In keeping with the NIH?s stated priority for the development of vaccines to bacterial zoonoses, our goal is to develop an effective and conveniently delivered vaccine to protect against the spirochaete, Borrelia burgdorferi, the causative agent of Lyme disease. The bacterium is vectored by infected Ixodes species ticks between humans and mammalian reservoirs. Our chosen antigen candidate is OspA, a surface protein which presents as the spirochaete transits between the arthropod vector and the mammalian host. Vaccination with this antigen allows protective antibodies to encounter the spirochaete while still inside the tick as it engorges with a blood meal, and has been shown to be effective as a transmission blocking vaccine. In order to develop adequate amounts of antigen for an effective and adequate immune response, we have established a proprietorial expression system using recombinant maize. An additional advantage of maize expression is that vaccine antigens can be directly administered through the oral route rather than purified for injection. In this proposal, our goal is to produce large amounts of OspA antigen candidate in maize, orally administer the antigen to mice in feed formulated from recombinant maize flour, and demonstrate that the antigen elicits a protective immune response against challenge.
Successful completion of this project will lead to the scalable production of oral vaccines that protect against the transmission of the bacterium that causes Lyme disease from the vector to a mammalian host. An efficacious and orally administered vaccine will meet the dual need for an immunization in humans as well as in a variety of animal reservoir hosts by providing the vaccine encapsulated in maize seed.
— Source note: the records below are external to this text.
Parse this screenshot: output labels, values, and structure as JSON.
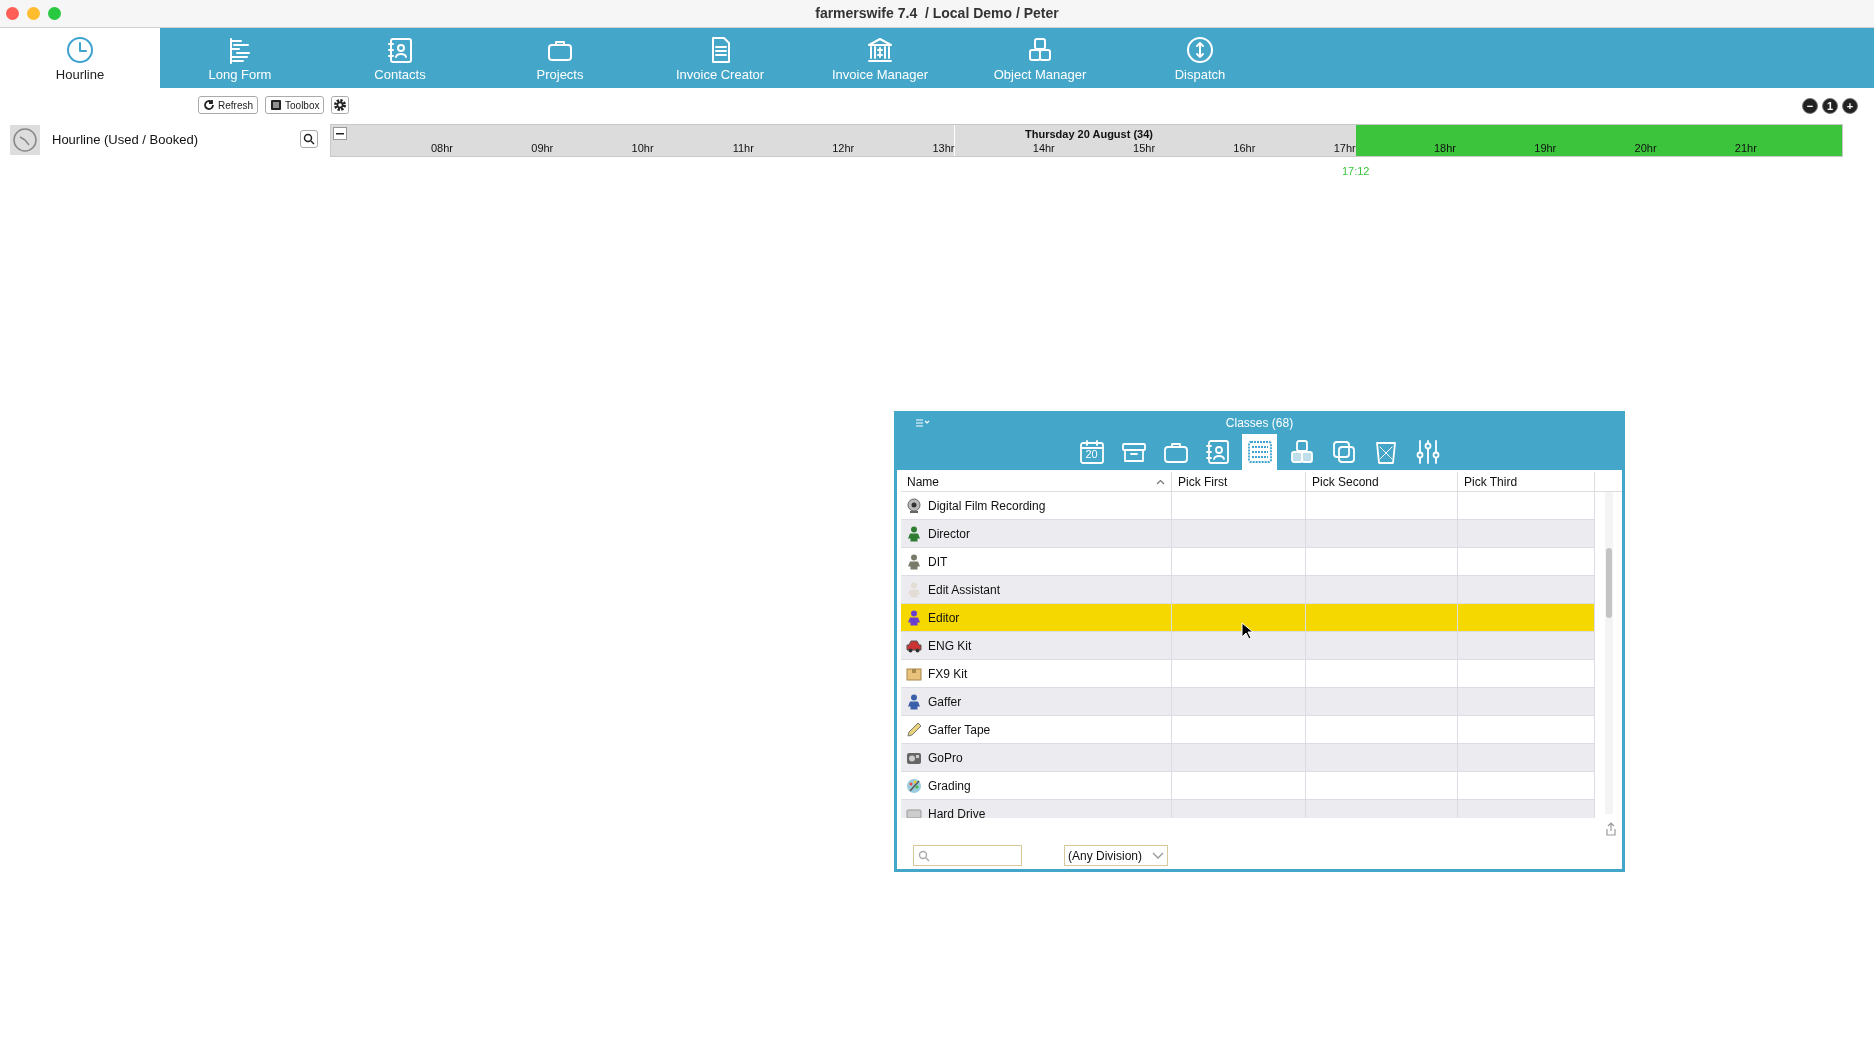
{
  "window": {
    "title": "farmerswife 7.4  / Local Demo / Peter"
  },
  "nav_tabs": [
    {
      "label": "Hourline",
      "selected": true
    },
    {
      "label": "Long Form",
      "selected": false
    },
    {
      "label": "Contacts",
      "selected": false
    },
    {
      "label": "Projects",
      "selected": false
    },
    {
      "label": "Invoice Creator",
      "selected": false
    },
    {
      "label": "Invoice Manager",
      "selected": false
    },
    {
      "label": "Object Manager",
      "selected": false
    },
    {
      "label": "Dispatch",
      "selected": false
    }
  ],
  "toolbar": {
    "buttons": [
      "Refresh",
      "Toolbox"
    ]
  },
  "zoom_buttons": [
    "−",
    "1",
    "+"
  ],
  "hourline": {
    "label": "Hourline (Used / Booked)",
    "date": "Thursday 20 August (34)",
    "now": "17:12",
    "hours": [
      {
        "label": "08hr",
        "future": false
      },
      {
        "label": "09hr",
        "future": false
      },
      {
        "label": "10hr",
        "future": false
      },
      {
        "label": "11hr",
        "future": false
      },
      {
        "label": "12hr",
        "future": false
      },
      {
        "label": "13hr",
        "future": false
      },
      {
        "label": "14hr",
        "future": false
      },
      {
        "label": "15hr",
        "future": false
      },
      {
        "label": "16hr",
        "future": false
      },
      {
        "label": "17hr",
        "future": false
      },
      {
        "label": "18hr",
        "future": true
      },
      {
        "label": "19hr",
        "future": true
      },
      {
        "label": "20hr",
        "future": true
      },
      {
        "label": "21hr",
        "future": true
      }
    ]
  },
  "panel": {
    "title": "Classes (68)",
    "tabs": [
      {
        "label": "20",
        "selected": false
      },
      {
        "selected": false
      },
      {
        "selected": false
      },
      {
        "selected": false
      },
      {
        "selected": true
      },
      {
        "selected": false
      },
      {
        "selected": false
      },
      {
        "selected": false
      },
      {
        "selected": false
      }
    ],
    "columns": [
      "Name",
      "Pick First",
      "Pick Second",
      "Pick Third"
    ],
    "rows": [
      {
        "name": "Digital Film Recording",
        "kind": "webcam",
        "selected": false
      },
      {
        "name": "Director",
        "kind": "person",
        "color": "#2f7d32",
        "selected": false
      },
      {
        "name": "DIT",
        "kind": "person",
        "color": "#7a7a6a",
        "selected": false
      },
      {
        "name": "Edit Assistant",
        "kind": "person",
        "color": "#e2dcd4",
        "selected": false
      },
      {
        "name": "Editor",
        "kind": "person",
        "color": "#6a3fd0",
        "selected": true
      },
      {
        "name": "ENG Kit",
        "kind": "car",
        "selected": false
      },
      {
        "name": "FX9 Kit",
        "kind": "box",
        "selected": false
      },
      {
        "name": "Gaffer",
        "kind": "person",
        "color": "#3b5fa8",
        "selected": false
      },
      {
        "name": "Gaffer Tape",
        "kind": "tape",
        "selected": false
      },
      {
        "name": "GoPro",
        "kind": "camera",
        "selected": false
      },
      {
        "name": "Grading",
        "kind": "palette",
        "selected": false
      },
      {
        "name": "Hard Drive",
        "kind": "drive",
        "selected": false
      }
    ],
    "division": "(Any Division)"
  }
}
Our previous work has established the effectiveness of vaccine production in maize, and our partnership with experts in Lyme disease transmission and vaccine production will provide the synergy to develop an effective vaccine delivered through a novel route.